As someone who is still working on bike handling skills, I appreciate heads-up on potential safety concerns. Please don't implement a policy of 'secrecy/thin skin' on these things, so that others can benefit and stay safe.

And please continue to have fun on your posts, because it lets even us noobs feel like we're on the inside of the joke and standing close to the greatness the rest of you all are (obligatory gratuitous complimenting to offset any self-esteem impacted reactions). :)

dale said...

Flanders, tou-che, You are right that I assumed you came to the blog first. I didn't follow my own advice. 8-(

jc4300, safety issues should still start with an email to the trail leader, imo. Posting it to a blog is no guarrentee the trail leader will see it and respond.

I am thinned skinned and easily frustrated right now. The original prairie hill design in TP lasted only two years before needing to be retired because of erosion. We put in some erosion control work on an older section Sunday but I don't know if it's saveable or worth the increased maintenance. Ideally, the trail should be designed without the need for later high maintenance erosion control.

Hopefully, Doug's new design will fare better.

We do need to publically talk about the trails. Still need constructive criticism. The trail leader and his work are two different things, yet when we are criticized for our work, its sometimes hard not to take it personally. Also need to remember that we can't please everyone.

ok, enough introspection. let's move on to something else - hey, what about those royals, omaha and kc both in first place!

jc4300 said...


I'm sure that is very frustrating to pour so much time and heart into building a great trail, and then have the elements wash it away. I'd just like encourage you and say don't go too far down the Ecclesiastes path, and keep your chin up. TP was the first trail I cut my mtb teeth on, and the same for the handle-full of co-workers I've introduced to the scene as well over the last year. It's still a regular for us (as much as we are 'regular' - especially this year), so your hard work and thought is definitely appreciated, used and part of growing the community.

My comment was not in regards to how a trail owner should be notified, but just that I think the community should be able to handle letting each other know about safety issues, etc.

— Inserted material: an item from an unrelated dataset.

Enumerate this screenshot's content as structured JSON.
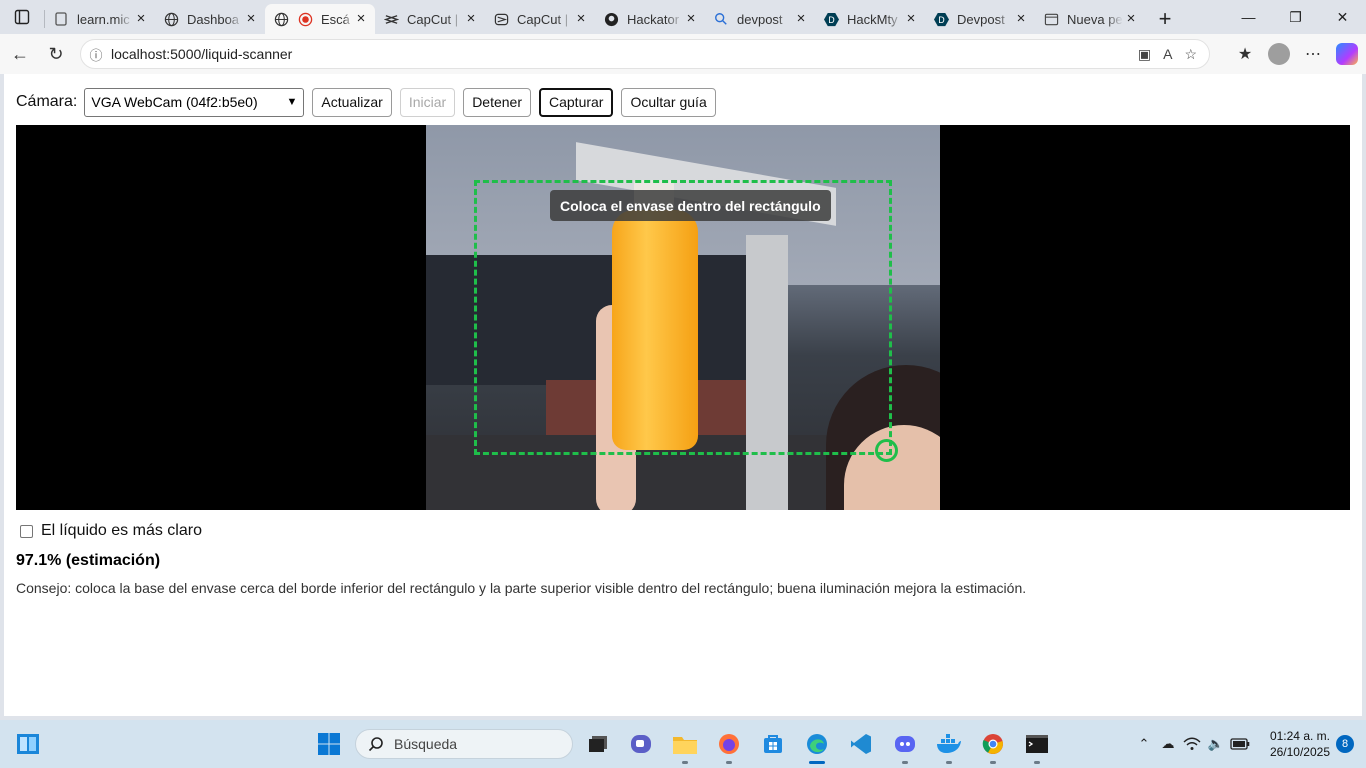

Comments, reviews, suggestions - I can see where if you really want to see something done, it's best to go to the trail leader, but please don't loose sight of the part of the community who's only really tie-in are these blogs. Reviews and such may not always be positive, but it's part of the large draw to sites like Amazon and MTBR. Part of the reason I like where I work is that they understand freedom of speech/ideas fosters innovation, and some good thoughts/ideas come from grass-roots working it out and then bringing them forward for formal change.

Basically you guys do great work, and it's appreciated that it's *work*. I'd just like to humbly ask that the community still be able to talk to each other as well - in tandem. These blogs are the only way some of us are able to stay tied-in to what's going on - good or not-so-good. That's all.

Back to looking out the window and watching the rain fall... who do I contact about that anyway?? :)

Don Kuhns said...

I agree with what jc4300 wrote. One important function of blogs like this is to quickly disseminate info on dangerous trail conditions and other immediate concerns to the MTB community. Of course with this kind of immediacy there is always the risk that folks will post something while their emotions are running too high. It's the nature of the bloggy beast, I'm afraid.

We've all probably been guilty of this at some time, and feelings do get hurt. Let's be aware of that and try to think before we post.

Flanders said...

OK, so we have all had a good group hug ;-) so lets get out there and work on some trails and do some biking and have a summer of fun !...............

T-bone said...

Dale, I emailed the swanson trail leader at Swanson@TrailsHaveOurRespect.org on Tuesday and as of Friday afternoon I have yet to hear back from them. Three days without a reply seems a little slow to me.

Can I get a hug?